Cloud Computing Governance Framework – Governance Concepts
This appendix looks at key governance concepts that drive the interactions.
Before discussing individual interactions it is worthwhile reviewing how governance principles and the core governance processes are expected to influence governed processes. While some of this may initially seem to be stating the obvious, much of governance is focused on making sure that the obvious is not being overlooked – and recognizes that what is obvious to one person may not be obvious to another.
Considering the broad generalization that governance helps ensure that we are “doing the right things right”, it quickly becomes clear that we need to have a way to decide upon (have an appropriate party make a decision) and express (put that decision in an appropriate form) what a “right thing” is. It also becomes clear that if we expect to have things done the right way, we cannot keep what a “right thing” is secret – it needs to be communicated. Things can be communicated in a variety of ways, but however it is done, the communication needs to reach those who need it when they need it, in a form that encourages it to be efficiently consumed and used, and that it will be recognized and trusted as correct, current, and authoritative. The governance communication process has the responsibility of making sure that important information comes from a source that has the authority to make the decisions reflected in that information, is made available to consumers of that information in an agreed way, and is held in an agreed location for information of its type.
Thinking about the question “how do we know”, it becomes clear that just saying that something “should be so” does not guarantee that it will actually be so. To be sure that governed processes are actually doing the “right thing”, even after that “right thing” has been communicated, the governance compliance process provides a way to verify that what we expect to be happening really is happening. The communication process offers a governed process the opportunity to do the right thing and the compliance process confirms that the right thing is actually being done. From that it follows that compliance process checkpoint reviews should be based on what the communication process has communicated, and likewise the communication process needs to be sure it is doing as much as it can to ensure that a governed process has the information it needs to be in compliance.

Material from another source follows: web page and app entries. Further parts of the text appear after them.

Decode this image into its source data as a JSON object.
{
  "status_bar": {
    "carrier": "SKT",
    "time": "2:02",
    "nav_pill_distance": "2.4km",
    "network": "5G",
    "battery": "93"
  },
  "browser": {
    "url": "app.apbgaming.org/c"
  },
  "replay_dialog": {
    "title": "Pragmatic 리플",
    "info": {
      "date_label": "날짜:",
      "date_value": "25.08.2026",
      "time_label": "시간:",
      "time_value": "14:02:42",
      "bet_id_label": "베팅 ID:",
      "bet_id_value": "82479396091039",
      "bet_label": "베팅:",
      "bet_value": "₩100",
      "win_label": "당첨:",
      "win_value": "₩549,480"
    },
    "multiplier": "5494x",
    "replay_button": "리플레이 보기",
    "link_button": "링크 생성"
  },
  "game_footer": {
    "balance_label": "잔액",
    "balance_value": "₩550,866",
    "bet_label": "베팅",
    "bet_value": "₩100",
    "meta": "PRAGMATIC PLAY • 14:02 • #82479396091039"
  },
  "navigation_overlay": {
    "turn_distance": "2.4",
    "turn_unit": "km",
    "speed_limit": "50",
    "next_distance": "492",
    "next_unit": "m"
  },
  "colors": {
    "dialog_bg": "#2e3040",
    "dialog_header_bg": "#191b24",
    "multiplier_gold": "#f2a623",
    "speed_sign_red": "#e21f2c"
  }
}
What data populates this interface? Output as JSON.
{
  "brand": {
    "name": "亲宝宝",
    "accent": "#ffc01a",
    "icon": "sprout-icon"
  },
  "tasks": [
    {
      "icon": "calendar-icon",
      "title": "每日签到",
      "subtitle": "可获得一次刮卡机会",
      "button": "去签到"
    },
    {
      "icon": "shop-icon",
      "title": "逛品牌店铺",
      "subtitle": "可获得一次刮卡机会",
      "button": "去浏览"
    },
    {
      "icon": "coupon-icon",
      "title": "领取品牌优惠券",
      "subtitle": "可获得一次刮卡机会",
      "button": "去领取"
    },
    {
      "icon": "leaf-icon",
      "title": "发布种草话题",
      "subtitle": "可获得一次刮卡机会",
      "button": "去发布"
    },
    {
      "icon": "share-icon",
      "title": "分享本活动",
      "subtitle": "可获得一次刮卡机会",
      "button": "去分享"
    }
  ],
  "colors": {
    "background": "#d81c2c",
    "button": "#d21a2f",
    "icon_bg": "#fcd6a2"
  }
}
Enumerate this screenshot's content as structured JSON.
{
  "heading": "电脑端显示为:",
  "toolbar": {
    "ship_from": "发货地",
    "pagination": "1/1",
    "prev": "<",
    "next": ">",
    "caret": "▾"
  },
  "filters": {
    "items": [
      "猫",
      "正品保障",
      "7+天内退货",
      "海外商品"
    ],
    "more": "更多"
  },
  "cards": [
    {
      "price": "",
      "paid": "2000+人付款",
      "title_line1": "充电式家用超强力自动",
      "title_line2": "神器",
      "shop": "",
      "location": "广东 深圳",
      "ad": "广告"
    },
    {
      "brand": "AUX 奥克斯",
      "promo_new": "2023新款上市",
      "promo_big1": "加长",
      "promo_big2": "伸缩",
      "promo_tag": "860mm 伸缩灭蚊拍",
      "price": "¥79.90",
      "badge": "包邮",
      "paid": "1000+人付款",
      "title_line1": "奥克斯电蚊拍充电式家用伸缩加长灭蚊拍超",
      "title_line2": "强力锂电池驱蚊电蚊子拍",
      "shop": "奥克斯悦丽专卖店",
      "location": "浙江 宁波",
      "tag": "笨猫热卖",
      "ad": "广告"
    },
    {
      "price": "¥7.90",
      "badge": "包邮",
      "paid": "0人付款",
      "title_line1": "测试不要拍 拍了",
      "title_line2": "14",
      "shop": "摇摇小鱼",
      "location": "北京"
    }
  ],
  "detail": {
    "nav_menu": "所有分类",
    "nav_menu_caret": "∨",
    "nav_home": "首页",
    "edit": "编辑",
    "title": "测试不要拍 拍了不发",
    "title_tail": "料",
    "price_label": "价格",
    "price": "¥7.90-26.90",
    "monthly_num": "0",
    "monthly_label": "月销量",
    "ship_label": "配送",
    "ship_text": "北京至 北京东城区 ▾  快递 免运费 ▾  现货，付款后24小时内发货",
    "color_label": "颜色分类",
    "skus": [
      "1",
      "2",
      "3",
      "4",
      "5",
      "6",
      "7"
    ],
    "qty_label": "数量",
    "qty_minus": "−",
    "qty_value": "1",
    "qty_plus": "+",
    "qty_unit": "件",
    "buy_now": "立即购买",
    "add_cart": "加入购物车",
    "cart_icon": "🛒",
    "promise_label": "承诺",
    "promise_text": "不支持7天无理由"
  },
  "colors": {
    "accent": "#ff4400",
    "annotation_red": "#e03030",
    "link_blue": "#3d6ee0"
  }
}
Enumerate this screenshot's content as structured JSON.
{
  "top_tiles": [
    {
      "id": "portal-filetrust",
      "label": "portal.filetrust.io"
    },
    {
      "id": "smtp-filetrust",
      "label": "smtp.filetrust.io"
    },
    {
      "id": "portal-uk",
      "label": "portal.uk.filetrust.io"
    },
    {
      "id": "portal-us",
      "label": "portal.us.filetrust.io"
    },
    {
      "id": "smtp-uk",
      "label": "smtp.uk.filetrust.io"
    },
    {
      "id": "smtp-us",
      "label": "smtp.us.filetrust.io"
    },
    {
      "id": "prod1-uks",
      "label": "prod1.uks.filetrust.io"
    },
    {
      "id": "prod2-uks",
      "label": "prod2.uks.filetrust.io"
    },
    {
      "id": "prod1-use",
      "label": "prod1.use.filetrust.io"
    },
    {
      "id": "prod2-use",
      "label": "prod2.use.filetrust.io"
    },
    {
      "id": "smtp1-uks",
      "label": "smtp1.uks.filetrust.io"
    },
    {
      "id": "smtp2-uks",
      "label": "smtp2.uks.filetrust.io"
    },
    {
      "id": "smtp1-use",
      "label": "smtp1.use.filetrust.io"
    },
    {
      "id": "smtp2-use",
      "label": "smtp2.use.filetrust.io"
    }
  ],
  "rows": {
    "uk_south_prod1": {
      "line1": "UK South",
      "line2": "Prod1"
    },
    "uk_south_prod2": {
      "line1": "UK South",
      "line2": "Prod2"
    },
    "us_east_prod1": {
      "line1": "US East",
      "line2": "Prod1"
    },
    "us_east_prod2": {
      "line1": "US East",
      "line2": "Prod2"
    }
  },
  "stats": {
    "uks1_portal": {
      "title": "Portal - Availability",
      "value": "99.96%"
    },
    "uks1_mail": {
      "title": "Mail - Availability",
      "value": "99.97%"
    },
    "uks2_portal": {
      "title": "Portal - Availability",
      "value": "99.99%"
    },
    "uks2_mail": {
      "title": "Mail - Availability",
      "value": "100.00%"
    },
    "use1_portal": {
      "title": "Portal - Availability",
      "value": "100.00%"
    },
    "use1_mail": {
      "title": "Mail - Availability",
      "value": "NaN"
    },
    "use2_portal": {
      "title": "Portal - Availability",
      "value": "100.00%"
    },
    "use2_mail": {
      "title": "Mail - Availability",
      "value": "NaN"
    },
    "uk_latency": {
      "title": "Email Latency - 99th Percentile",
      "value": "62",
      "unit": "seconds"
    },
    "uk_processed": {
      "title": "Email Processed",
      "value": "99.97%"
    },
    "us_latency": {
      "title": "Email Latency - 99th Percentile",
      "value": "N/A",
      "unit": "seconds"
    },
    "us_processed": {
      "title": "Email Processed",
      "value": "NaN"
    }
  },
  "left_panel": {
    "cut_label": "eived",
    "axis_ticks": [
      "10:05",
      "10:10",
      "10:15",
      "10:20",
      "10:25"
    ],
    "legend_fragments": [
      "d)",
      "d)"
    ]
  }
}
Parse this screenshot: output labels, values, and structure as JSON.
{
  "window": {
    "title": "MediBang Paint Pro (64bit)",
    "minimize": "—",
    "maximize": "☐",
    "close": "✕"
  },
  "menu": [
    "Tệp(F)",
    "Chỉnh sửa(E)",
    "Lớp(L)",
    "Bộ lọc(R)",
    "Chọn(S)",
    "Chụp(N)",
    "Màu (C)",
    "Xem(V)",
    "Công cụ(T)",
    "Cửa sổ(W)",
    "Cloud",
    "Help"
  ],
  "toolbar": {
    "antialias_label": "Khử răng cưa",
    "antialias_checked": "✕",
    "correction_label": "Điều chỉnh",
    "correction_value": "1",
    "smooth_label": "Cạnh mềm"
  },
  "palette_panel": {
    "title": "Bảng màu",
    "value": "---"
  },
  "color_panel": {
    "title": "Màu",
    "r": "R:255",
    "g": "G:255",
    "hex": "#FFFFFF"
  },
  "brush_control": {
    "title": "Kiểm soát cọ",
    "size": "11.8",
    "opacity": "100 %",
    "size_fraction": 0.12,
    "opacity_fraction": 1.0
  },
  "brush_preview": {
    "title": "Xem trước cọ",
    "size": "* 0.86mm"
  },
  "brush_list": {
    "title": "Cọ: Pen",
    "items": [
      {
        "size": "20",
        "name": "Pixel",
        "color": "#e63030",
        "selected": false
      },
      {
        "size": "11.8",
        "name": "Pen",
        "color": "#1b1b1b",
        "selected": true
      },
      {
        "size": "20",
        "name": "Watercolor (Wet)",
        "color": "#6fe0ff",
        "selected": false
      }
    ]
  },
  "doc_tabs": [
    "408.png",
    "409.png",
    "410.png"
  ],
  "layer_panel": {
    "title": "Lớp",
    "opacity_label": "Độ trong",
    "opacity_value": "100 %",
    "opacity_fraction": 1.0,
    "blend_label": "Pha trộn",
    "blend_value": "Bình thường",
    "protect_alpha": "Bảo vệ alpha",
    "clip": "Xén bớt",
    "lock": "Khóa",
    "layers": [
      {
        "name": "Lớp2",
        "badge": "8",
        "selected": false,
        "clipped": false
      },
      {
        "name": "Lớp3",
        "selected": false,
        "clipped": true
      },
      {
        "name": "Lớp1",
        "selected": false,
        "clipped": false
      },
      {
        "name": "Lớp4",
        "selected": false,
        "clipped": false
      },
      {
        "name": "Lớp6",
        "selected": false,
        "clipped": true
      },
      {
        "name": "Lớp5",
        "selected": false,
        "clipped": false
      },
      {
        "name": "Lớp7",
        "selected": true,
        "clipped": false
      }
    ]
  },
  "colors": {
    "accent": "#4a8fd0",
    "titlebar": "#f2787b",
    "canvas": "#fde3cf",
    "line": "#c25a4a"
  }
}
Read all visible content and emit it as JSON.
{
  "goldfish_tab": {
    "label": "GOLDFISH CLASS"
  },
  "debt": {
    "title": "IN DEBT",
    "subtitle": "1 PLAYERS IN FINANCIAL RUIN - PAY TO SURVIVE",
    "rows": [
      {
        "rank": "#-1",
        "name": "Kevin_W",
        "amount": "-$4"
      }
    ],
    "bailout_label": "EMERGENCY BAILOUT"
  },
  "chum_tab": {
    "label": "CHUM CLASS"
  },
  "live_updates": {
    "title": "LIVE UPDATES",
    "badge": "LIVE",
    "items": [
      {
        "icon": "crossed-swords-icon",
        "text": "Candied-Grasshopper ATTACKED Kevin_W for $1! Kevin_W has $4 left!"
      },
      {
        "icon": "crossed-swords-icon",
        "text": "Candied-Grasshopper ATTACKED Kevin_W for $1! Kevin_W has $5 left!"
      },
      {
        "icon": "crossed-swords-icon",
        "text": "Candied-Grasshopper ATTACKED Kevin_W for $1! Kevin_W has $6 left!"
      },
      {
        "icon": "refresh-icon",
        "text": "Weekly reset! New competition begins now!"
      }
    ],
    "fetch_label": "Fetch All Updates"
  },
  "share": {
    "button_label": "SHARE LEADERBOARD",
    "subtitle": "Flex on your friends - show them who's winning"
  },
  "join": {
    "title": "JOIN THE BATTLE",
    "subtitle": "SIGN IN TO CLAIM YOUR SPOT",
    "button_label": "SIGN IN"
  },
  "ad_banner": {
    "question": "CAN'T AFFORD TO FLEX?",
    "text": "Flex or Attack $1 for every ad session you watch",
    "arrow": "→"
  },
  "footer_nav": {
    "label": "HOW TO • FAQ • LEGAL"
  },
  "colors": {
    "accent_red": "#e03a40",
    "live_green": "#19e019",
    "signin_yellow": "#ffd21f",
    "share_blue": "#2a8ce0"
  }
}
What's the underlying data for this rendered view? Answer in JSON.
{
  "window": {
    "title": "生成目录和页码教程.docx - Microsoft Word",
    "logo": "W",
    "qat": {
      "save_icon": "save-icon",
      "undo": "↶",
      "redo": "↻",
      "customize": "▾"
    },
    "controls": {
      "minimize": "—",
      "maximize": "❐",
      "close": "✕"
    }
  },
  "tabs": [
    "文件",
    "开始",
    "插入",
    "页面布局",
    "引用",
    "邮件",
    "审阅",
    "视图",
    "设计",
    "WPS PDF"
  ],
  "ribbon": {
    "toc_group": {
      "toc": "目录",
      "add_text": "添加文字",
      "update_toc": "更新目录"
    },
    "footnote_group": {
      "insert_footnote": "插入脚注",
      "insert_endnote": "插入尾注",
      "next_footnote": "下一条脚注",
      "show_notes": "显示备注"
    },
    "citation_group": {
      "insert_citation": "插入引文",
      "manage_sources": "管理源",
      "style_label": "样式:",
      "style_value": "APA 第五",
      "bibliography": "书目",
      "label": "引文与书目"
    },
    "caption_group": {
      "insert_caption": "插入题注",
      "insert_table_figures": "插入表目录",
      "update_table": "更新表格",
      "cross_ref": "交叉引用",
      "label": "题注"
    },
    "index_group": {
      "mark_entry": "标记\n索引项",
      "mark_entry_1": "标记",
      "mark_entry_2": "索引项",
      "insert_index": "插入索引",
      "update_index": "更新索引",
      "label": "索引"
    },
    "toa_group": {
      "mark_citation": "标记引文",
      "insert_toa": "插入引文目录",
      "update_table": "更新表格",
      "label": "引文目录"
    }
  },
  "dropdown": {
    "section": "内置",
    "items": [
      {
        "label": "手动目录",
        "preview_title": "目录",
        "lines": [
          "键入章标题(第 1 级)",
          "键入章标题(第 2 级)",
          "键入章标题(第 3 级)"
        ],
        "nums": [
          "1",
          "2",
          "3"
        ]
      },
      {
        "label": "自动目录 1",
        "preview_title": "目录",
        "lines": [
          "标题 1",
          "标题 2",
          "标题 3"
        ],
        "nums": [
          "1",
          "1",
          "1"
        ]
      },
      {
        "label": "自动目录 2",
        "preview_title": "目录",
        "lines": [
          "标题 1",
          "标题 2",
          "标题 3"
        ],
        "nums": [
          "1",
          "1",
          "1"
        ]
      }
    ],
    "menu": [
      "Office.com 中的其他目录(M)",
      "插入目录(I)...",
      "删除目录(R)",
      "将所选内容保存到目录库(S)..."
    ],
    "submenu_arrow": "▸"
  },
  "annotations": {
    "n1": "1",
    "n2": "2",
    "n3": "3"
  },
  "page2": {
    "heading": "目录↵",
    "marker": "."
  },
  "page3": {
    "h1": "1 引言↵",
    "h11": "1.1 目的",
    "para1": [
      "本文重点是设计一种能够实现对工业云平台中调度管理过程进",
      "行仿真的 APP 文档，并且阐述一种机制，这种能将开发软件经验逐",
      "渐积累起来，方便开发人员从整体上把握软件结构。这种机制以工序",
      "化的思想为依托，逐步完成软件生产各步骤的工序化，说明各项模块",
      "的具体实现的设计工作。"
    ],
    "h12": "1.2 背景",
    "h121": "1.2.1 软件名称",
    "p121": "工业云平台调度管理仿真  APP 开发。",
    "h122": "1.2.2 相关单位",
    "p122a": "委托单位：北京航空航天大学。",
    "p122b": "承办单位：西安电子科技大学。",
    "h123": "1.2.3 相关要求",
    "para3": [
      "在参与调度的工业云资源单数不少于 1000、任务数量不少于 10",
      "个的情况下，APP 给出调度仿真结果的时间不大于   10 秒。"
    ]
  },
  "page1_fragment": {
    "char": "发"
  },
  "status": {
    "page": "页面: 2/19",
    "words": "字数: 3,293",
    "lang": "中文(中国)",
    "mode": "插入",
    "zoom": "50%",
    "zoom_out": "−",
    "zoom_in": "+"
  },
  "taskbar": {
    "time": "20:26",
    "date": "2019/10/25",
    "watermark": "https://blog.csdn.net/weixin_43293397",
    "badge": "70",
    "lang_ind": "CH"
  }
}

For governance to be effective it needs to operate as more than a rigid “just say no” system. The governance compliance process seeks to ensure conformity with things like policies, processes, standards, and guidelines that have been determined in advance, by parties with agreed authority and decision rights, to be appropriate for a governed process to operate with. Compliance is expected to “say no” when it finds that whatever has been defined as a “right thing” is not being done in the way that it has been defined and communicated. Knowing that things can change over time, and that some new or unanticipated circumstance or requirement can emerge, the governance disposition process provides some elasticity and adaptability so that a “no” answer from compliance can be reviewed by an agreed higher-level authority in light of special or changing circumstances. Disposition looks at special or changing circumstances and reapplies core principles to policies, standards, and guidelines to see if there is reason to allow an exception to the usual rule. Besides providing an adaptability and innovation safety valve to avoid overly rigid compliance, the disposition process can also help identify new emerging conditions that signal the need to revise the definition of what a “right thing” is.
Both governance processes and governed processes create results that others may need to be aware of. The governance communication process needs to ensure that processes know how that works, what information the process is responsible for communicating, and the form that information should be in, and where the information should be placed.
In short, if governance has done its job right, it will make sure that:
- A decision about what a right thing is has been made by those with the right to make that decision.
- The description of a right thing is captured in an authoritative form that can be communicated.
- Governed processes have a fair chance of succeeding by being informed about how authoritative communication happens, what the governed process needs to be informed about, and where to find the information.
- Governed processes are checked to be sure they are following the rules.
- Things do not grind to a halt when something new or unexpected arises.
The net effect on governed processes should be that by being better informed about what the right thing is, they should be able to do that more naturally and consistently, that an independent third party will help the process be more successful by making sure it is doing things the right way, and that they can see as many green lights as possible by removing uncertainty about how to handle new or unexpected circumstances.